_WHAT IS REQUIRED_
Please reproduce the entries that follow without a single difference.
***** RECORDS FOR THE EXERCISE *****
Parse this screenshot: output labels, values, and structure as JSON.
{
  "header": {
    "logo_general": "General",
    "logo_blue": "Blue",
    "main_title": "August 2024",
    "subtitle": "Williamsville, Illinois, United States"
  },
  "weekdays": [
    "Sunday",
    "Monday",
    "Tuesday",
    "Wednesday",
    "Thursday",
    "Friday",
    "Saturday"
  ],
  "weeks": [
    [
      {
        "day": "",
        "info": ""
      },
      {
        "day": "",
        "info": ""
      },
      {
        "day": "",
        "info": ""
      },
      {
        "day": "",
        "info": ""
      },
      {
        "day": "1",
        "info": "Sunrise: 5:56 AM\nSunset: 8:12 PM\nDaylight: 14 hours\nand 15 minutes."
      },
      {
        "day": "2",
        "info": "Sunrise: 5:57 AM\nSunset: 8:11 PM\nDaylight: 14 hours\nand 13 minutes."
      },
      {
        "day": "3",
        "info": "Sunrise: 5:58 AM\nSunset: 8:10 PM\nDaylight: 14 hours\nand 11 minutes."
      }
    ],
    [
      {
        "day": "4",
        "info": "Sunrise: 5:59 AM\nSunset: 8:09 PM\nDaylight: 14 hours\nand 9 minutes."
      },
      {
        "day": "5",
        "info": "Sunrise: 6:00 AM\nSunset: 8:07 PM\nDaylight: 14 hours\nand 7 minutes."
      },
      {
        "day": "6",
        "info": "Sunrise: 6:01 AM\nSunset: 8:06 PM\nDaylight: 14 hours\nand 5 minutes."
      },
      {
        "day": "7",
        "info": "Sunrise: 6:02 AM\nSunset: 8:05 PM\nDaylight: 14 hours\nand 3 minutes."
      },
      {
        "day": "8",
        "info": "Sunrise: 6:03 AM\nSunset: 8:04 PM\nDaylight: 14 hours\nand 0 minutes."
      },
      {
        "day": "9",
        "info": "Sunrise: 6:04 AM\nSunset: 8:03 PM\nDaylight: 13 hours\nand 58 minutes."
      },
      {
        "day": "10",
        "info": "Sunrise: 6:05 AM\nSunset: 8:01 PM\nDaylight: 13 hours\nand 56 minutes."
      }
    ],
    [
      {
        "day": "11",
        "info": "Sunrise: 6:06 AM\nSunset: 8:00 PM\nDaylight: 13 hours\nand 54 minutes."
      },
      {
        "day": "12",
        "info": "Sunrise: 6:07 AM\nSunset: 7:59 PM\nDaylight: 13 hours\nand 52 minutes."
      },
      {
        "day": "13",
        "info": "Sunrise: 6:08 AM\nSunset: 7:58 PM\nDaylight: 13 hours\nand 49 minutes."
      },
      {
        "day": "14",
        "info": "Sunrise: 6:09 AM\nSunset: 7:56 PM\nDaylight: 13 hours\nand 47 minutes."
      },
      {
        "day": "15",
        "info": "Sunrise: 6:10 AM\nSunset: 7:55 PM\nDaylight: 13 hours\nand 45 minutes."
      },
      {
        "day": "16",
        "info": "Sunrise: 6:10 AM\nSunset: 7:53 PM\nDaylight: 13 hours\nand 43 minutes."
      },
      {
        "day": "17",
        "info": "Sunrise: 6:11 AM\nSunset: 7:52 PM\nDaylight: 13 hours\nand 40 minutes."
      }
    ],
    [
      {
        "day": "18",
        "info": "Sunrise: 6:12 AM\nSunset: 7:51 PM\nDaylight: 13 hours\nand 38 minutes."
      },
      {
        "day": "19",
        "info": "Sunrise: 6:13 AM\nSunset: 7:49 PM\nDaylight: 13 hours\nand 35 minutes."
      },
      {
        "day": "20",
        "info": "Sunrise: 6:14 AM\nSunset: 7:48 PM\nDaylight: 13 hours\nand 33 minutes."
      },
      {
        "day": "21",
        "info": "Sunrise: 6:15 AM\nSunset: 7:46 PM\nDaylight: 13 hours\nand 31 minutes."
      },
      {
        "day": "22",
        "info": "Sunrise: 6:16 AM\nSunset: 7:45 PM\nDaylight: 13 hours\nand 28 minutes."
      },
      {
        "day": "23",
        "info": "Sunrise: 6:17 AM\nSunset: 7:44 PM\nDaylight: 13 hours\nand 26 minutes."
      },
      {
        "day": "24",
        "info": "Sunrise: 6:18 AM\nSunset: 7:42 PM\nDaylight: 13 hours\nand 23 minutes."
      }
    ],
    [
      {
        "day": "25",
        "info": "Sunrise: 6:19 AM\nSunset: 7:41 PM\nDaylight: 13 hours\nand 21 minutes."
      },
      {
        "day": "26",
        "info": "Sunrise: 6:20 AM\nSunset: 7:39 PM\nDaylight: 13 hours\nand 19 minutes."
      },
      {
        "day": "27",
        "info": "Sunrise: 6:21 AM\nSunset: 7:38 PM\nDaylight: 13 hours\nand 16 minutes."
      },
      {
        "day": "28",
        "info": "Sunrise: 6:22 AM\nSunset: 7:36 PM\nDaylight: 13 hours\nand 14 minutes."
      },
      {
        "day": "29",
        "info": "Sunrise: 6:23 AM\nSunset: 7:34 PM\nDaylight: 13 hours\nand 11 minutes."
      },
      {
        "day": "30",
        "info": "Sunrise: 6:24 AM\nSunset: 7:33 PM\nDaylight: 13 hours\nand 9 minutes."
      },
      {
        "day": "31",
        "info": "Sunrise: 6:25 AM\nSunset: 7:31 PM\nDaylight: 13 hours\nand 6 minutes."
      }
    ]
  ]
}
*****
_ANSWER TO THIS TASK_
Parse this screenshot: output labels, values, and structure as JSON.
{
  "header": {
    "logo_general": "General",
    "logo_blue": "Blue",
    "main_title": "August 2024",
    "subtitle": "Williamsville, Illinois, United States"
  },
  "weekdays": [
    "Sunday",
    "Monday",
    "Tuesday",
    "Wednesday",
    "Thursday",
    "Friday",
    "Saturday"
  ],
  "weeks": [
    [
      {
        "day": "",
        "info": ""
      },
      {
        "day": "",
        "info": ""
      },
      {
        "day": "",
        "info": ""
      },
      {
        "day": "",
        "info": ""
      },
      {
        "day": "1",
        "info": "Sunrise: 5:56 AM\nSunset: 8:12 PM\nDaylight: 14 hours\nand 15 minutes."
      },
      {
        "day": "2",
        "info": "Sunrise: 5:57 AM\nSunset: 8:11 PM\nDaylight: 14 hours\nand 13 minutes."
      },
      {
        "day": "3",
        "info": "Sunrise: 5:58 AM\nSunset: 8:10 PM\nDaylight: 14 hours\nand 11 minutes."
      }
    ],
    [
      {
        "day": "4",
        "info": "Sunrise: 5:59 AM\nSunset: 8:09 PM\nDaylight: 14 hours\nand 9 minutes."
      },
      {
        "day": "5",
        "info": "Sunrise: 6:00 AM\nSunset: 8:07 PM\nDaylight: 14 hours\nand 7 minutes."
      },
      {
        "day": "6",
        "info": "Sunrise: 6:01 AM\nSunset: 8:06 PM\nDaylight: 14 hours\nand 5 minutes."
      },
      {
        "day": "7",
        "info": "Sunrise: 6:02 AM\nSunset: 8:05 PM\nDaylight: 14 hours\nand 3 minutes."
      },
      {
        "day": "8",
        "info": "Sunrise: 6:03 AM\nSunset: 8:04 PM\nDaylight: 14 hours\nand 0 minutes."
      },
      {
        "day": "9",
        "info": "Sunrise: 6:04 AM\nSunset: 8:03 PM\nDaylight: 13 hours\nand 58 minutes."
      },
      {
        "day": "10",
        "info": "Sunrise: 6:05 AM\nSunset: 8:01 PM\nDaylight: 13 hours\nand 56 minutes."
      }
    ],
    [
      {
        "day": "11",
        "info": "Sunrise: 6:06 AM\nSunset: 8:00 PM\nDaylight: 13 hours\nand 54 minutes."
      },
      {
        "day": "12",
        "info": "Sunrise: 6:07 AM\nSunset: 7:59 PM\nDaylight: 13 hours\nand 52 minutes."
      },
      {
        "day": "13",
        "info": "Sunrise: 6:08 AM\nSunset: 7:58 PM\nDaylight: 13 hours\nand 49 minutes."
      },
      {
        "day": "14",
        "info": "Sunrise: 6:09 AM\nSunset: 7:56 PM\nDaylight: 13 hours\nand 47 minutes."
      },
      {
        "day": "15",
        "info": "Sunrise: 6:10 AM\nSunset: 7:55 PM\nDaylight: 13 hours\nand 45 minutes."
      },
      {
        "day": "16",
        "info": "Sunrise: 6:10 AM\nSunset: 7:53 PM\nDaylight: 13 hours\nand 43 minutes."
      },
      {
        "day": "17",
        "info": "Sunrise: 6:11 AM\nSunset: 7:52 PM\nDaylight: 13 hours\nand 40 minutes."
      }
    ],
    [
      {
        "day": "18",
        "info": "Sunrise: 6:12 AM\nSunset: 7:51 PM\nDaylight: 13 hours\nand 38 minutes."
      },
      {
        "day": "19",
        "info": "Sunrise: 6:13 AM\nSunset: 7:49 PM\nDaylight: 13 hours\nand 35 minutes."
      },
      {
        "day": "20",
        "info": "Sunrise: 6:14 AM\nSunset: 7:48 PM\nDaylight: 13 hours\nand 33 minutes."
      },
      {
        "day": "21",
        "info": "Sunrise: 6:15 AM\nSunset: 7:46 PM\nDaylight: 13 hours\nand 31 minutes."
      },
      {
        "day": "22",
        "info": "Sunrise: 6:16 AM\nSunset: 7:45 PM\nDaylight: 13 hours\nand 28 minutes."
      },
      {
        "day": "23",
        "info": "Sunrise: 6:17 AM\nSunset: 7:44 PM\nDaylight: 13 hours\nand 26 minutes."
      },
      {
        "day": "24",
        "info": "Sunrise: 6:18 AM\nSunset: 7:42 PM\nDaylight: 13 hours\nand 23 minutes."
      }
    ],
    [
      {
        "day": "25",
        "info": "Sunrise: 6:19 AM\nSunset: 7:41 PM\nDaylight: 13 hours\nand 21 minutes."
      },
      {
        "day": "26",
        "info": "Sunrise: 6:20 AM\nSunset: 7:39 PM\nDaylight: 13 hours\nand 19 minutes."
      },
      {
        "day": "27",
        "info": "Sunrise: 6:21 AM\nSunset: 7:38 PM\nDaylight: 13 hours\nand 16 minutes."
      },
      {
        "day": "28",
        "info": "Sunrise: 6:22 AM\nSunset: 7:36 PM\nDaylight: 13 hours\nand 14 minutes."
      },
      {
        "day": "29",
        "info": "Sunrise: 6:23 AM\nSunset: 7:34 PM\nDaylight: 13 hours\nand 11 minutes."
      },
      {
        "day": "30",
        "info": "Sunrise: 6:24 AM\nSunset: 7:33 PM\nDaylight: 13 hours\nand 9 minutes."
      },
      {
        "day": "31",
        "info": "Sunrise: 6:25 AM\nSunset: 7:31 PM\nDaylight: 13 hours\nand 6 minutes."
      }
    ]
  ]
}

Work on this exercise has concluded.